Today’s Parenting Sermon Was Not From The Preacher

As a young mother I remember praying every morning. I would pray for patience for the day. I prayed I would have patience with my two precious little boys. They deserved patience and required patience. I never wanted to get angry and yell at them. I know there were a few times I failed at both of my goals. However I prayed and did my very best. I loved seeing my boys smile. I loved knowing they knew they were loved. Being a mother can be the most rewarding job in the world.

This morning while in worship service at church I saw a young mother in front of me. I have watched this young lady grow from a child herself into a loving mother. She and her husband sat there with two small boys. I watched her as the youngest climbed around on her and the chairs. He was very quite while doing this. The only one that might have been inconvenienced or disturbed was his mom. She would look at him and give him a large smile. He would look back at her with adoring eyes and go on being a little boy climbing around.

One time she was standing to sing and he tugged at her leg. She turned around reached out her arms and smiled that big smile. It took him several minutes to respond and climb into her arms. I thought how special it was that she did not grow impatient with him by reaching down to jerk him up by his little arms. Instead she waited for his young mind and body to respond. I have witnessed the opposite. I have seen moms turn around and jerk their child up so hard it looked like they might break an arm.

During the singing, this mom would look into her little boys face and sing about the love of God. Then she would end her song with that big smile. I thought how this little boy was learning about the love of God through his mom.

The little boy decided to play a little game. He was pretending to wipe his nose with a tissue and then would do the same to his mom. I’m not sure how sanitary this was but still just a child’s game. She allowed this quite little game to go on. Never once did she get impatient. Never once did she look at him with a frown. She always had a patient and loving face for her son. He always had a sweet and adoring look for her.

Where does patience come from? I don’t think it’s something we are born with or that just comes upon a person. I believe patience is something that is learned and practiced. Every child deserves patient parents. Every child deserves love and affection. No child will ever say, “you hug or kiss me too much mom.” Hugs and kisses make a child’s day and life happier. As they grow they need more patience and affection to help them face the tough times that come their way. If you see your child looking sad give them a smile and hug. Watch how their attitude changes. Their little face will brighten and all of a sudden their world is brighter.

What About Discipline?

Discipline and guidance are very important. Patience is just as important. Being patient does not mean you neglect discipline and guidance. It does mean you pick your battles and think before you react. It means you discipline out of love and not anger. Before losing your patience with your child ask yourself the following:

1. Is my child in danger? Of course if this is the case you must act quickly. However once the child is out of danger, with love explain why you reacted the way you did. Explain where the danger lies.

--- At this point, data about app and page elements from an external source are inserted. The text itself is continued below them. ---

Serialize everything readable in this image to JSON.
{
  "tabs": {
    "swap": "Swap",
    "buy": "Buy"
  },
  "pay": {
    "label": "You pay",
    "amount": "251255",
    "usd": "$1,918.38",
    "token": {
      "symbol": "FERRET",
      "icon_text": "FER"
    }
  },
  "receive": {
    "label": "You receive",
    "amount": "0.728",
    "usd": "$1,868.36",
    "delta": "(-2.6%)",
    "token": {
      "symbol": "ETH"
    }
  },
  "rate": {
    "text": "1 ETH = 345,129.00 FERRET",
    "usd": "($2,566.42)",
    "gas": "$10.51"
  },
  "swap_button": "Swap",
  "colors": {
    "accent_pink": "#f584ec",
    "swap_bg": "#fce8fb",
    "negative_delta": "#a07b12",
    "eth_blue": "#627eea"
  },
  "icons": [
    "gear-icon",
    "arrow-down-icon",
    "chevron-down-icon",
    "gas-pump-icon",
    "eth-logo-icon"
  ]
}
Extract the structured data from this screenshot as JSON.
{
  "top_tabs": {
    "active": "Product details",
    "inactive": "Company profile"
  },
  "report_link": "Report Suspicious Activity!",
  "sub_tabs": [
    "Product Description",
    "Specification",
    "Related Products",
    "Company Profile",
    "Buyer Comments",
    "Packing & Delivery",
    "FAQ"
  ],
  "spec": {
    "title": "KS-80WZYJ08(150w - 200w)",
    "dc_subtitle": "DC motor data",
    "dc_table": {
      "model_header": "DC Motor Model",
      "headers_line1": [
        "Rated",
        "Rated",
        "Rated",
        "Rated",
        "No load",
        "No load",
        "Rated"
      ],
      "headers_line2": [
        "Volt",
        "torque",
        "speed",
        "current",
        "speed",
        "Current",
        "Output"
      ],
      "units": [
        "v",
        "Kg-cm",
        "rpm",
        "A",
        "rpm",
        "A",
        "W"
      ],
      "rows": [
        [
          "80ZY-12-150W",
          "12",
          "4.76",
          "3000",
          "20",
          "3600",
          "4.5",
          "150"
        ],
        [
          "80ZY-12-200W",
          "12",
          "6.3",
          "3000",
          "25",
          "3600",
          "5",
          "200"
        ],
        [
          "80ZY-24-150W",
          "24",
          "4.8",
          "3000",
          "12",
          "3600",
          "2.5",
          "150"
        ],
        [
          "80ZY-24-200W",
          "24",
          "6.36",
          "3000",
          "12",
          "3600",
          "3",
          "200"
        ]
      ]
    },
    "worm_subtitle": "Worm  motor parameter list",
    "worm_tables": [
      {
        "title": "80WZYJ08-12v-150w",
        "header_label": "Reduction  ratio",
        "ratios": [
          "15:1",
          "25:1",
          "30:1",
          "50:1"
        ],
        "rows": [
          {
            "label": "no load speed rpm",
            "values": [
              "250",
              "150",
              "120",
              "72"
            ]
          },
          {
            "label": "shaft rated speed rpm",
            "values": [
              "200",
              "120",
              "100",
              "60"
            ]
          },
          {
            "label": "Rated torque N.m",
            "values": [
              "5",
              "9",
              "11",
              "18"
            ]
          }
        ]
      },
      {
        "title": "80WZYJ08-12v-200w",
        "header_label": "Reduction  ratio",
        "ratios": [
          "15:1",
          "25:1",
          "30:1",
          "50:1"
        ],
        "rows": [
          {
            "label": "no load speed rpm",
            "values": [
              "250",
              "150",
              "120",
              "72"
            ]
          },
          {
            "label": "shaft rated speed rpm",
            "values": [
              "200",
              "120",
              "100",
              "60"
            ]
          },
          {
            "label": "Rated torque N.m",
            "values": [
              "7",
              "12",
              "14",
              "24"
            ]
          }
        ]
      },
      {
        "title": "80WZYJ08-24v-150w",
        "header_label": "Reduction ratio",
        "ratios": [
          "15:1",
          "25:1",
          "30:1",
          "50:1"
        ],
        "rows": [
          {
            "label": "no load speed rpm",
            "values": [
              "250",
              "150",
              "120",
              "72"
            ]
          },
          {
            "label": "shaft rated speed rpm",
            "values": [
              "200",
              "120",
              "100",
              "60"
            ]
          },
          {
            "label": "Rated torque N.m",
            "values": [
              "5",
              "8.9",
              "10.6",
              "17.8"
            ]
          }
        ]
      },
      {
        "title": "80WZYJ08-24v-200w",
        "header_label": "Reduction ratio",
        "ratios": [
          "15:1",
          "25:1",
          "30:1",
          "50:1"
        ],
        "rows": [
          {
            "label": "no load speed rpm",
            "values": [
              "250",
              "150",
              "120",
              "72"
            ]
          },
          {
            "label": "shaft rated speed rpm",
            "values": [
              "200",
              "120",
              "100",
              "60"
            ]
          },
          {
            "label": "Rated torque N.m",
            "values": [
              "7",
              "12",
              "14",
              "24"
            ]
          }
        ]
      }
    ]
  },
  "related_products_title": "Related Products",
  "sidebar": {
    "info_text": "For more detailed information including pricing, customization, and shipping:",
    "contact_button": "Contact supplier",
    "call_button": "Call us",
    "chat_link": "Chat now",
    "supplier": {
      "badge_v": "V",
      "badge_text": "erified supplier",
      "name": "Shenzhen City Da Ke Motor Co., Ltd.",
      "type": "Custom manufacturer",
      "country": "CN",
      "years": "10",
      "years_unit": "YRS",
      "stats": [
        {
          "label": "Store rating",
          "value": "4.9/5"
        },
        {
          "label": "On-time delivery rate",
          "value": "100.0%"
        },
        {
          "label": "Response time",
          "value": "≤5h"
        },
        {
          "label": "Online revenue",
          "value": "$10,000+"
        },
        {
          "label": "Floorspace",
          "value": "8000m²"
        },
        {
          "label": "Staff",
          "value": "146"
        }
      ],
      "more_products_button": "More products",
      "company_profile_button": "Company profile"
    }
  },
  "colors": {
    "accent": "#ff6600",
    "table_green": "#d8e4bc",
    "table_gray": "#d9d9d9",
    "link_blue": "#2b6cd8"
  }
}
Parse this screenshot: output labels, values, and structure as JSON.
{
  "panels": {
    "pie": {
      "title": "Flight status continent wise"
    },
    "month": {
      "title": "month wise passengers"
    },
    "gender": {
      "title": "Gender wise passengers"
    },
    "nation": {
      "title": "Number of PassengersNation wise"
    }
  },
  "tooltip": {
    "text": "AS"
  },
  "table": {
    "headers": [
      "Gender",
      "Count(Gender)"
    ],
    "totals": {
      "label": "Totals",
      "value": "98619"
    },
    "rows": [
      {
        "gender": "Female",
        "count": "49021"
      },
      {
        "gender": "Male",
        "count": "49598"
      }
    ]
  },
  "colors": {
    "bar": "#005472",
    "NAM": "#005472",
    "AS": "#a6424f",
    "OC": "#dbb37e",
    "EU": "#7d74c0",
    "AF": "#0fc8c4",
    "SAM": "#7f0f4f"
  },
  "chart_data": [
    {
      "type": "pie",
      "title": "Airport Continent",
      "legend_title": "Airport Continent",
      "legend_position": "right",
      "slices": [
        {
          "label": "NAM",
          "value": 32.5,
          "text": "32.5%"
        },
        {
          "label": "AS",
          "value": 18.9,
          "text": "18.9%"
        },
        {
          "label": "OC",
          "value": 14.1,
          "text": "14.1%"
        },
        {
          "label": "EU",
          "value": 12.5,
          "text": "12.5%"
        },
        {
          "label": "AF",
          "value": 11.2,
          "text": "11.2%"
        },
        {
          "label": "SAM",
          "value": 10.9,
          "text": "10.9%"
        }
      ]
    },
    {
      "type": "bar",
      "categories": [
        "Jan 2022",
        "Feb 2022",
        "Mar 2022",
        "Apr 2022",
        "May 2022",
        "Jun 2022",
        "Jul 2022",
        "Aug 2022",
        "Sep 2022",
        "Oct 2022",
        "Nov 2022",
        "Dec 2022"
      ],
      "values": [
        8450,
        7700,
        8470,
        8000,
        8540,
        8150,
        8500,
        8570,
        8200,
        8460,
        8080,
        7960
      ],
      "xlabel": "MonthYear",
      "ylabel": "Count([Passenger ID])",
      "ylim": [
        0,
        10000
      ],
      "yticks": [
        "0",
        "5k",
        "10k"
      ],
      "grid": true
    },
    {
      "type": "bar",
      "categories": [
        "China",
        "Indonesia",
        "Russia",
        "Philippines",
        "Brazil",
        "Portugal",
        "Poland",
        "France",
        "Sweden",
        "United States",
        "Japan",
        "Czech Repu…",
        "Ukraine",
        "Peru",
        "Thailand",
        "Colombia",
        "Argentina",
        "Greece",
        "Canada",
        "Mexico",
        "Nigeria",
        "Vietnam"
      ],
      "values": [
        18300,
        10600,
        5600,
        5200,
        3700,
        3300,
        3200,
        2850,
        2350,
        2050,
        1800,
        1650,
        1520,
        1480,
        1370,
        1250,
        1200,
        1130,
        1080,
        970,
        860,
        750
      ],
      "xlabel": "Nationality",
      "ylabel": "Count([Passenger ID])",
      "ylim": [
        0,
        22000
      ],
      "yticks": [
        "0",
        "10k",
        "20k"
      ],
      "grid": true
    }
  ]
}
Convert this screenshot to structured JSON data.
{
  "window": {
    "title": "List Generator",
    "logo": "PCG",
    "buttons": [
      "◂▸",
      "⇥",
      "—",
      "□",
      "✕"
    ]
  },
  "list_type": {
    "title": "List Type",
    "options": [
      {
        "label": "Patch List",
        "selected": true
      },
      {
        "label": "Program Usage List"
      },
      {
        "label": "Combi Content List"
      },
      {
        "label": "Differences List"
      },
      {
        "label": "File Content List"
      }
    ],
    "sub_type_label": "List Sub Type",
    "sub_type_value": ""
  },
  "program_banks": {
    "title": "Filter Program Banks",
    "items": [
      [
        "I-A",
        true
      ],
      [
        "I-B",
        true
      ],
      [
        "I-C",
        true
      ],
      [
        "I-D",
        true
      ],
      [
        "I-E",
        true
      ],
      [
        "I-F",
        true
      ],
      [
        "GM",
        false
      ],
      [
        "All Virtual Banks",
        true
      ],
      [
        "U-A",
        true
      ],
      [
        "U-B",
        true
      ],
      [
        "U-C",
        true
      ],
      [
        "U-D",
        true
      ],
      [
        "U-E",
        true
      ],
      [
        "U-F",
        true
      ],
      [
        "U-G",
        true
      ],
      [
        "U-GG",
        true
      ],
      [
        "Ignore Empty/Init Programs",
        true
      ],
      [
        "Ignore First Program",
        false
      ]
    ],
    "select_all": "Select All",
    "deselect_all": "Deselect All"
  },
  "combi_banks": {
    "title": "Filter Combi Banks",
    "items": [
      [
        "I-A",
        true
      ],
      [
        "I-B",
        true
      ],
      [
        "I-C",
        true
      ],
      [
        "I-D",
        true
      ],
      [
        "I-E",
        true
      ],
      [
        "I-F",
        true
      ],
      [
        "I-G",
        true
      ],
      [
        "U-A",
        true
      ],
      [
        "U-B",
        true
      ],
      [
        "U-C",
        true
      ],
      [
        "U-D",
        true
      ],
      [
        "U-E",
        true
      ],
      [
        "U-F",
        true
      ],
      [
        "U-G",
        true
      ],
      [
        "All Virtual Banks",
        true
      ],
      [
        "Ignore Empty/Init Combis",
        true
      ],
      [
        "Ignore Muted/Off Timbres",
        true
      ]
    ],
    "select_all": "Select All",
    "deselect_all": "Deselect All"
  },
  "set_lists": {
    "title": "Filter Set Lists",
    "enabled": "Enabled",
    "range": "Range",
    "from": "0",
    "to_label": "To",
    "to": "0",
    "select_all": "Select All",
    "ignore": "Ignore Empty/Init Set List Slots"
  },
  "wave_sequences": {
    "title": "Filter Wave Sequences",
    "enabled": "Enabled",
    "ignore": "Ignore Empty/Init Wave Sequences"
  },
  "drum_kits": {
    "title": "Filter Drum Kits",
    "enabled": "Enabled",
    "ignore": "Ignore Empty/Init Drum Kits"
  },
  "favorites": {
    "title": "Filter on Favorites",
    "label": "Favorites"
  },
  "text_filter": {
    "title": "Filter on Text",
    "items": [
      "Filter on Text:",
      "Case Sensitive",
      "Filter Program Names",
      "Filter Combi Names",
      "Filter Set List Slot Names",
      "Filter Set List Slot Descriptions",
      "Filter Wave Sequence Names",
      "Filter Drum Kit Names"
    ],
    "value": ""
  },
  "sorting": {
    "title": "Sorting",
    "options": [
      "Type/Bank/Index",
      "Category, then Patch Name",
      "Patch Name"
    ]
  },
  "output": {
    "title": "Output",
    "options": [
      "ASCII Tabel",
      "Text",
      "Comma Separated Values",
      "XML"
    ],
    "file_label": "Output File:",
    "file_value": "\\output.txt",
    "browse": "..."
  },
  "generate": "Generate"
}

2. Is my child destroying property? We work hard for our “things”. We all hate to see something torn up. Remember a child doesn’t always realize he is doing damage. Every child should be taught to respect the property of others. Remember, your house is their home as well as yours. Teach them to take care of it.

3. Is my child being disrespectful to me or someone else? A child should always be taught to respect God, adults, and laws. But once again, remember children sometimes say and do things that they may not realize are disrespectful. Respect is one of the greatest lessons a child should learn. If a child knows respect, good behavior will usually fall into place. This is one lesson that is very important as they grow older. They must have and show respect to function well in their adult life.

4. Will my child’s action today make a difference tomorrow? Just because it puts a little more work on you or you don’t like something doesn’t make it a bad thing for your child to do. Choose your battles. Somethings should just be overlooked. Don’t make a mountain out of an ant hill.

5. Ask yourself, “Am I being fair to my child?” You may have had a bad day at work. Guess what, your child may have had a bad day at school. Another child may have picked on them. They may have been made fun of. After a bad day try to stay calm and make it a cuddling evening. By the way, sometimes children have a headache or another ache just like us, but they don’t realize exactly what is wrong and can’t always express it.

Make your home a happy and safe place for your family. I know adults that do not want to visit their parents because of the memories in that home when they were a child. You will always want them to come home. They learn their patience and parenting skills from you.

The happier Dad and Mom are, the happier their children will be. The better your attitude, the better your child’s attitude. The more patient you are, the more patient your child will be. Remember, the greatest blessing on this earth is a child and of course having a loving spouse to share them with.

The three “P’s” of patience: Pray for patience daily. Practice patience. Provide patience.

I have to admit I am not entirely sure what was taught in the preacher’s sermon today. I do know I was blessed and taught what love and patience looks like. Thank you Brooklyn.